**Task item:** Which lines in the data below contain the word "JSON"? Return each of them.

== == ==

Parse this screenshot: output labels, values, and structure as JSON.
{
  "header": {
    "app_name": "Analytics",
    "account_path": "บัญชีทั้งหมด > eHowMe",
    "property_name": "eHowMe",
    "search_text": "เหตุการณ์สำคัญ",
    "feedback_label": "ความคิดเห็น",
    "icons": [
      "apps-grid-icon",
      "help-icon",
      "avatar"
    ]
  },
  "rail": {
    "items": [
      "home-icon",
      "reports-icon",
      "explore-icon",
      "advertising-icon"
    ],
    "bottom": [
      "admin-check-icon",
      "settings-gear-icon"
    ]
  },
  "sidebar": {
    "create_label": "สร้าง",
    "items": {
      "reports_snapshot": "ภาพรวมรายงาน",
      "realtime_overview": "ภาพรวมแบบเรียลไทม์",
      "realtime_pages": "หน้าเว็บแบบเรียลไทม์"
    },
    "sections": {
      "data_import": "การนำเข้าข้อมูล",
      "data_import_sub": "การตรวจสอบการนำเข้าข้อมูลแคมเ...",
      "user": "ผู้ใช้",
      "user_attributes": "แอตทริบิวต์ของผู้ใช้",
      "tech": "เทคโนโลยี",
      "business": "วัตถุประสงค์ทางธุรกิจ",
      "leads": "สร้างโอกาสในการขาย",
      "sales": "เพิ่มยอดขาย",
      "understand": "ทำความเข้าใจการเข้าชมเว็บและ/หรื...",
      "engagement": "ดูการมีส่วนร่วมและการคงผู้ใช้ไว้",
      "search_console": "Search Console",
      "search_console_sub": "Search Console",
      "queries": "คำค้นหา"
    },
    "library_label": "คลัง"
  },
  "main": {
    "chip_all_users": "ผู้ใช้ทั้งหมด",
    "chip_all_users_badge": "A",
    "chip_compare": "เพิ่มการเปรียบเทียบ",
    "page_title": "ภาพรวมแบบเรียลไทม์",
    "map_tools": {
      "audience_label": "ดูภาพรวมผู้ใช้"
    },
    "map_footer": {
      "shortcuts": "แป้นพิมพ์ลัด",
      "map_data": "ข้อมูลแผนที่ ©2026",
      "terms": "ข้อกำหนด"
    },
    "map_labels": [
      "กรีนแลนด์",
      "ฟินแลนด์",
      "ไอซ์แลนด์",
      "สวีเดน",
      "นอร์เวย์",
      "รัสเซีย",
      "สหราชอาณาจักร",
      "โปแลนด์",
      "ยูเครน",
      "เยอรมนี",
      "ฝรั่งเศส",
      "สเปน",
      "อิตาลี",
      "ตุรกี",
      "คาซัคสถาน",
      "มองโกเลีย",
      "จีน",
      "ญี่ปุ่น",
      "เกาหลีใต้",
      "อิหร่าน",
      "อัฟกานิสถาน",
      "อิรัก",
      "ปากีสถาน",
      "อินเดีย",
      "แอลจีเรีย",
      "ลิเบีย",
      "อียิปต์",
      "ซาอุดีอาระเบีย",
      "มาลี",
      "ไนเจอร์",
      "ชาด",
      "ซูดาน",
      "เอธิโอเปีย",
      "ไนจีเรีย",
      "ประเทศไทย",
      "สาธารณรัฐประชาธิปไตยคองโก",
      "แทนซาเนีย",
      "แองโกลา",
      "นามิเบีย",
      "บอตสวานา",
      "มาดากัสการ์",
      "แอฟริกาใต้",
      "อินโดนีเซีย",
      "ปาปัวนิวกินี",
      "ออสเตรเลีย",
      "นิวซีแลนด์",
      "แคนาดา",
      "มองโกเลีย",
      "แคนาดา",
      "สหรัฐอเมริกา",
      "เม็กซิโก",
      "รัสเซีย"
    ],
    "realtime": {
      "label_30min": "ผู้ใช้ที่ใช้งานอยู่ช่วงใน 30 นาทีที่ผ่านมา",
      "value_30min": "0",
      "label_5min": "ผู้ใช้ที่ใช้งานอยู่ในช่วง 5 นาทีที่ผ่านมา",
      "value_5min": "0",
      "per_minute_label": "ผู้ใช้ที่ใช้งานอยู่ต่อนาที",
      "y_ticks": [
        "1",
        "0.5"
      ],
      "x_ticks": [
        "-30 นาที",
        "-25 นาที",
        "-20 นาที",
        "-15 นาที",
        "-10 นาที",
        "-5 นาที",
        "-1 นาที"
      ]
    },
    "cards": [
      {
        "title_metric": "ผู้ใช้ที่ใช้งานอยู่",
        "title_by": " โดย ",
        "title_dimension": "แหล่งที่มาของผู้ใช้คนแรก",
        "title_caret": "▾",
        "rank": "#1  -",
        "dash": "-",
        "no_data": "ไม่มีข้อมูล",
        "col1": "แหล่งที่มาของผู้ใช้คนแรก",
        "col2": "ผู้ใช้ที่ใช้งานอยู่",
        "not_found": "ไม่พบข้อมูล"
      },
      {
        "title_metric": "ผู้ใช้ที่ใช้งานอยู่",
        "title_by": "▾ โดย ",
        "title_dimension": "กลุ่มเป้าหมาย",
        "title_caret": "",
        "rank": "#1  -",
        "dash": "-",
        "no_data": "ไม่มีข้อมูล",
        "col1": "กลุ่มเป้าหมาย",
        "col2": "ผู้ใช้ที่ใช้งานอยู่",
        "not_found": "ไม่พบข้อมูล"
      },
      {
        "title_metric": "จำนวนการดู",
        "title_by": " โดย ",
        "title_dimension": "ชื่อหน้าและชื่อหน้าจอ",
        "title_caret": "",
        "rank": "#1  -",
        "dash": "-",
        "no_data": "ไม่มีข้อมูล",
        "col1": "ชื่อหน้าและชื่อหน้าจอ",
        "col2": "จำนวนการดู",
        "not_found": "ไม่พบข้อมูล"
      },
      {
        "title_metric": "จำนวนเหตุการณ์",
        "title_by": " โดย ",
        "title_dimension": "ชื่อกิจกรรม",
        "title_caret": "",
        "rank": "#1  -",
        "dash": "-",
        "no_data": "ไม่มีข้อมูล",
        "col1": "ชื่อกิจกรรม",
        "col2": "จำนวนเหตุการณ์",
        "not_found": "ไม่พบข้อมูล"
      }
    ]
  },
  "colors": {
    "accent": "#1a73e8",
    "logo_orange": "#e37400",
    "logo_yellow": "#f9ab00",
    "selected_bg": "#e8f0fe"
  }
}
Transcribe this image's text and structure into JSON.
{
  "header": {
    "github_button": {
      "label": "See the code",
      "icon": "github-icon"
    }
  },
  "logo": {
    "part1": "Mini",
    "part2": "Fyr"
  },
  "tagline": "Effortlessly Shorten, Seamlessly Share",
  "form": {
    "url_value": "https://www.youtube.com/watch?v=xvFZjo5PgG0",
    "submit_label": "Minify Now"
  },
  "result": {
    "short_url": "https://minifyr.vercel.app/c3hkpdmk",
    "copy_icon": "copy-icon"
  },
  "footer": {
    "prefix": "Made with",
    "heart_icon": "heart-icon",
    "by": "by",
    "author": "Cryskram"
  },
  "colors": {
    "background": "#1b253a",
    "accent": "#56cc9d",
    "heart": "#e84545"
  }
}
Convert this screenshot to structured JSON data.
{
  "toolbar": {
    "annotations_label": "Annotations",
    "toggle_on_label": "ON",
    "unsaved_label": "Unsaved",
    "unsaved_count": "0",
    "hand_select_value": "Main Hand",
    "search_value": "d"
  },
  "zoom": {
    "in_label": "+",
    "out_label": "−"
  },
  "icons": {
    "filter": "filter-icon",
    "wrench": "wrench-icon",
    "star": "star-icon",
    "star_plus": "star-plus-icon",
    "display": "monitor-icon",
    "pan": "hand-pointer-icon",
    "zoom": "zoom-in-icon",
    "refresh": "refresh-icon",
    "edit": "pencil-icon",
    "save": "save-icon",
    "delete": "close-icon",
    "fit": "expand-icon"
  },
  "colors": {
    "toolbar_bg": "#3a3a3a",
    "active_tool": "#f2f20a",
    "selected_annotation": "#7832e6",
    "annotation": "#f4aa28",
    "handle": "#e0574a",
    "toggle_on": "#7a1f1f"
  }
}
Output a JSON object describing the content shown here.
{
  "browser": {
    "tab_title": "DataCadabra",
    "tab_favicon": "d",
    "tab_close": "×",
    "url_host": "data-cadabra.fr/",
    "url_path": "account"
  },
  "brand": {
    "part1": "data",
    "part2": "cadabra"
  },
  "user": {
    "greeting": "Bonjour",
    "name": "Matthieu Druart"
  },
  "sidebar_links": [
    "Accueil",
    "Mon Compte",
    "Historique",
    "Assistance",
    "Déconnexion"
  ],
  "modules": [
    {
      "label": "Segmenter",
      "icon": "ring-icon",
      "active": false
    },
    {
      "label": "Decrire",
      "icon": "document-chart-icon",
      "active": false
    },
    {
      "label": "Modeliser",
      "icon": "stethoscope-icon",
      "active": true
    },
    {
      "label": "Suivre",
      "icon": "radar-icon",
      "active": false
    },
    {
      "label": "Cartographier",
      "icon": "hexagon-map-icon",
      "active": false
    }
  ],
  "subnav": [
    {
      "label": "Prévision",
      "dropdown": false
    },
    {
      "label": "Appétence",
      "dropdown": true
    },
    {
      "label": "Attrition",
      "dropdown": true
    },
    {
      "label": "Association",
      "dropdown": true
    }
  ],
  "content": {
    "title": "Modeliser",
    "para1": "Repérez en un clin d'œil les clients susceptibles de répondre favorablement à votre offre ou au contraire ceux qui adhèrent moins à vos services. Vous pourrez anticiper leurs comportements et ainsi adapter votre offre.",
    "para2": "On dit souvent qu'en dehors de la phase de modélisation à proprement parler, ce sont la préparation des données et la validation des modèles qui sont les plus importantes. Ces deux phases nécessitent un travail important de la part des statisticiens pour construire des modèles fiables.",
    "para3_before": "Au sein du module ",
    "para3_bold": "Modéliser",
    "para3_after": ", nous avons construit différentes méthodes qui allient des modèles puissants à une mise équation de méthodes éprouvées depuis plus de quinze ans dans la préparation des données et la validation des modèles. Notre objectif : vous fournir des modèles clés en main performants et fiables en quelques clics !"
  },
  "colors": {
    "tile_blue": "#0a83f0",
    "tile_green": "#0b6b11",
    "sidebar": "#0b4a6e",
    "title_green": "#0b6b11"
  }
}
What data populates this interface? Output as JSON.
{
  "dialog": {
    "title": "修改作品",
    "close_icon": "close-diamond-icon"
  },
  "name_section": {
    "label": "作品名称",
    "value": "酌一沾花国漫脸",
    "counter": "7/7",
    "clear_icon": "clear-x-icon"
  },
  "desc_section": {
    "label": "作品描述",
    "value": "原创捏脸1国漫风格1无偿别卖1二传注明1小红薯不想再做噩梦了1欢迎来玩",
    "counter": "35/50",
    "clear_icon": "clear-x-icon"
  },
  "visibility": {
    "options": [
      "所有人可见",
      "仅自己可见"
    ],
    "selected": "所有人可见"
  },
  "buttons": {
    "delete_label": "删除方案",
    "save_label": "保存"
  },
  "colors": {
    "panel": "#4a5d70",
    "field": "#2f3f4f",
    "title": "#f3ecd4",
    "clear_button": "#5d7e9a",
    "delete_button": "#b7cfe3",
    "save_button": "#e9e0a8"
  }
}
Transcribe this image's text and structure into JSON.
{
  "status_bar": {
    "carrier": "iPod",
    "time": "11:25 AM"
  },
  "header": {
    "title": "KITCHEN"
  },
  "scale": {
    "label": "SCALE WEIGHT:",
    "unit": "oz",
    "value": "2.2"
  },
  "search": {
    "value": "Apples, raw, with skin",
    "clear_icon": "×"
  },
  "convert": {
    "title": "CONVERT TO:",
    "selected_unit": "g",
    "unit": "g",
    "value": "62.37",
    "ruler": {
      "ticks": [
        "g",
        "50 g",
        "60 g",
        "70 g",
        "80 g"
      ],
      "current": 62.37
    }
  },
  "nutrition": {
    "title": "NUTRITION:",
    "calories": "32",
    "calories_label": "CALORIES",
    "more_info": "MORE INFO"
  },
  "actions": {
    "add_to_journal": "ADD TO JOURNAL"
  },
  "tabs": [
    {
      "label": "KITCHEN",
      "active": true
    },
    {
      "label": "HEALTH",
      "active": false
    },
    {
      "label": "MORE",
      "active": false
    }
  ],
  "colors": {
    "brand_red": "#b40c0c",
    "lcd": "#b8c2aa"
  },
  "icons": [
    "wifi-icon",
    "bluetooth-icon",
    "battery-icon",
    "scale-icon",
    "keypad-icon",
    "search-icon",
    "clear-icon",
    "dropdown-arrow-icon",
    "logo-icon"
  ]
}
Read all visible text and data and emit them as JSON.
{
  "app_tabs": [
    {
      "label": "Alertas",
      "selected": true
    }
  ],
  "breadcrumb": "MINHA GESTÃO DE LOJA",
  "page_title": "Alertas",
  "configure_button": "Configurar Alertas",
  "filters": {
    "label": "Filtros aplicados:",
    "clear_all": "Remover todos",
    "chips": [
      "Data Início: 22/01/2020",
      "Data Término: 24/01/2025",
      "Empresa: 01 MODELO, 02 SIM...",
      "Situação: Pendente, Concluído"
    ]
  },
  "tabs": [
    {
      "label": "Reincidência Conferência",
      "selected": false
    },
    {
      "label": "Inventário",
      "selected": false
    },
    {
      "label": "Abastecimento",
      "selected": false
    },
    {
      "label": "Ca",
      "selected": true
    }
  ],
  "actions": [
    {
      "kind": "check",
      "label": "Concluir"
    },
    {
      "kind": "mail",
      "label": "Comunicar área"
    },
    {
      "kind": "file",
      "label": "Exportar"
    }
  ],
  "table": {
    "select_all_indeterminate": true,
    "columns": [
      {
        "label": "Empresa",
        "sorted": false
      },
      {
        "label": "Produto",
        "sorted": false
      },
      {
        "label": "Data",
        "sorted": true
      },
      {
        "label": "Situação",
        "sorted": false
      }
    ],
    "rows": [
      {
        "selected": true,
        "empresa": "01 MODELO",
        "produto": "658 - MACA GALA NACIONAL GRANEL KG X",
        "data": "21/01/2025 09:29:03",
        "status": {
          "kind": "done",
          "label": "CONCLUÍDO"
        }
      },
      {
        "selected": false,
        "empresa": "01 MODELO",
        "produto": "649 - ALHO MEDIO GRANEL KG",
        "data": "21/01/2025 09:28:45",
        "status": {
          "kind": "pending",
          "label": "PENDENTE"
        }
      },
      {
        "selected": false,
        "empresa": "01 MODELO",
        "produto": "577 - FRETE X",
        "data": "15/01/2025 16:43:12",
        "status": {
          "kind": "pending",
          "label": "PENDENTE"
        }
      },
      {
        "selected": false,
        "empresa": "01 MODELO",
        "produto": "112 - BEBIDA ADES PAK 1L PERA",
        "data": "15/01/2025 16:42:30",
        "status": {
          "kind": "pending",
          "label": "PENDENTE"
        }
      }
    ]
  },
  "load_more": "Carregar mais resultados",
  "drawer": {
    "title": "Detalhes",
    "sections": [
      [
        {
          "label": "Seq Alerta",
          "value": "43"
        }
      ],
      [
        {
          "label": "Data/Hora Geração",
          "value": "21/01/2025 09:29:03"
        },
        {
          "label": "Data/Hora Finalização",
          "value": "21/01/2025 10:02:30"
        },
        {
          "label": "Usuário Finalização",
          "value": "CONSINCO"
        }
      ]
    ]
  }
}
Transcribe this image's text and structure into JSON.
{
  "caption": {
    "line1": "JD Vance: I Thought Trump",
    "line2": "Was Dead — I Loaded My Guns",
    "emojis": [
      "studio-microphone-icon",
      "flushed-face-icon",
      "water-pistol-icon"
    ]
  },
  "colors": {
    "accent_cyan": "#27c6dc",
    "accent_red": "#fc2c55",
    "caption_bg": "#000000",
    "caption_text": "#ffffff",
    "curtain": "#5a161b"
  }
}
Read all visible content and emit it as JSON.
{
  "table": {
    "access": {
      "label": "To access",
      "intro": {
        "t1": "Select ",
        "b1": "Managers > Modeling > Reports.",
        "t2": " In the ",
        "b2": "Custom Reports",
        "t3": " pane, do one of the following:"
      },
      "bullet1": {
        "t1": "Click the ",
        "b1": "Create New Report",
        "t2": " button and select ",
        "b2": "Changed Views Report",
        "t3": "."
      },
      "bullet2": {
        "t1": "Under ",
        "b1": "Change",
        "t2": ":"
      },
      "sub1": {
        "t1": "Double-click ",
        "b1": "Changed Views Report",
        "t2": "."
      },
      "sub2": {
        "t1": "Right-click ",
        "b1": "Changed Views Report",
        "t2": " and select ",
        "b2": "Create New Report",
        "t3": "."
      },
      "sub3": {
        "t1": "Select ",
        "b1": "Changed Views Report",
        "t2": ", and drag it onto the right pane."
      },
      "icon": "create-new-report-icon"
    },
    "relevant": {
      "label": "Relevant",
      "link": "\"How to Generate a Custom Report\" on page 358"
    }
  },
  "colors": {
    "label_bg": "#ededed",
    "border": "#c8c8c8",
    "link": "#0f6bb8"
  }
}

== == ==

**Response below:**
Parse this screenshot: output labels, values, and structure as JSON.
Transcribe this image's text and structure into JSON.
Convert this screenshot to structured JSON data.
Output a JSON object describing the content shown here.
What data populates this interface? Output as JSON.
Transcribe this image's text and structure into JSON.
Read all visible text and data and emit them as JSON.
Transcribe this image's text and structure into JSON.
Read all visible content and emit it as JSON.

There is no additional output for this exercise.